McKinlay v. Morrish,
62 U.S. 343 (1858)

Annotate this Case
  • Syllabus  | 
  • Case

U.S. Supreme Court

McKinlay v. Morrish, 62 U.S. 21 How. 343 343 (1858)

McKinlay v. Morrish

62 U.S. (21 How.) 343


The rules of pleading in admiralty must be strictly complied with. The evidence and arguments confined to the points put in issue by the allegations of the libel and denial of the answer.

Where the allegation of a libel was that a cargo of soap had been injured by bad stowage, and by negligence of the captain that he had allowed the seams of the deck to be in an open and leaking condition, by which water had passed through them upon the soap, the evidence shows that the cargo was not injured by bad stowage or leaking from the deck.

The injury to the cargo was caused by the sweat of the ship, her rocking, the nature of the compound of soap, and its long agitation in the boxes, to which it had been subjected in a boisterous passage.

The rule is well established that a consignee may sue in a court of admiralty, either in his own name, as agent, or in the name of his principal, as he thinks best.

Page 62 U. S. 344

The facts of the case are stated in the opinion of the Court.

Page 62 U. S. 345

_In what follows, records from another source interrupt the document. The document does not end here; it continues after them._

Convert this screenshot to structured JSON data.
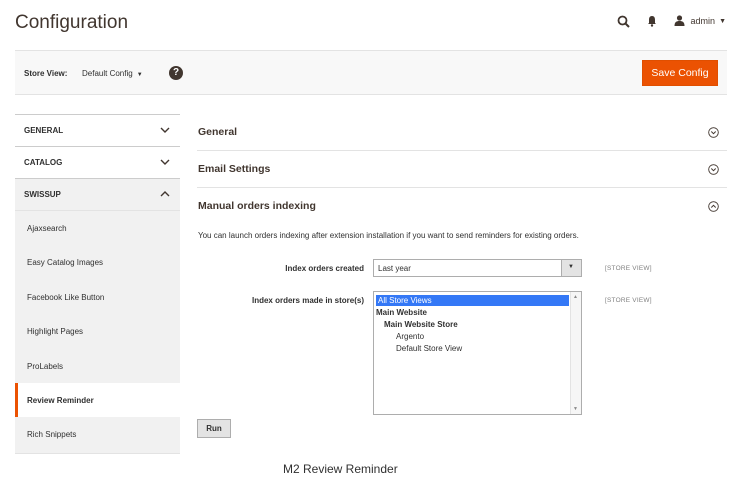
{
  "header": {
    "title": "Configuration",
    "user_label": "admin",
    "search_icon": "search-icon",
    "bell_icon": "bell-icon",
    "user_icon": "user-icon"
  },
  "scope": {
    "label": "Store View:",
    "selected": "Default Config",
    "help": "?",
    "save_label": "Save Config"
  },
  "colors": {
    "accent": "#eb5202",
    "selection": "#3478f6"
  },
  "sidebar": {
    "tabs": [
      {
        "label": "GENERAL",
        "state": "collapsed"
      },
      {
        "label": "CATALOG",
        "state": "collapsed"
      },
      {
        "label": "SWISSUP",
        "state": "expanded"
      }
    ],
    "items": [
      {
        "label": "Ajaxsearch"
      },
      {
        "label": "Easy Catalog Images"
      },
      {
        "label": "Facebook Like Button"
      },
      {
        "label": "Highlight Pages"
      },
      {
        "label": "ProLabels"
      },
      {
        "label": "Review Reminder",
        "active": true
      },
      {
        "label": "Rich Snippets"
      }
    ]
  },
  "sections": [
    {
      "title": "General",
      "state": "collapsed"
    },
    {
      "title": "Email Settings",
      "state": "collapsed"
    },
    {
      "title": "Manual orders indexing",
      "state": "expanded"
    }
  ],
  "indexing": {
    "intro": "You can launch orders indexing after extension installation if you want to send reminders for existing orders.",
    "created_label": "Index orders created",
    "created_value": "Last year",
    "stores_label": "Index orders made in store(s)",
    "scope_note": "[STORE VIEW]",
    "store_options": [
      {
        "label": "All Store Views",
        "selected": true,
        "indent": 0,
        "bold": false
      },
      {
        "label": "Main Website",
        "selected": false,
        "indent": 0,
        "bold": true
      },
      {
        "label": "Main Website Store",
        "selected": false,
        "indent": 1,
        "bold": true
      },
      {
        "label": "Argento",
        "selected": false,
        "indent": 2,
        "bold": false
      },
      {
        "label": "Default Store View",
        "selected": false,
        "indent": 2,
        "bold": false
      }
    ],
    "run_label": "Run"
  },
  "caption": "M2 Review Reminder"
}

Disclaimer: Official Supreme Court case law is only found in the print version of the United States Reports. Justia case law is provided for general informational purposes only, and may not reflect current legal developments, verdicts or settlements. We make no warranties or guarantees about the accuracy, completeness, or adequacy of the information contained on this site or information linked to from this site. Please check official sources.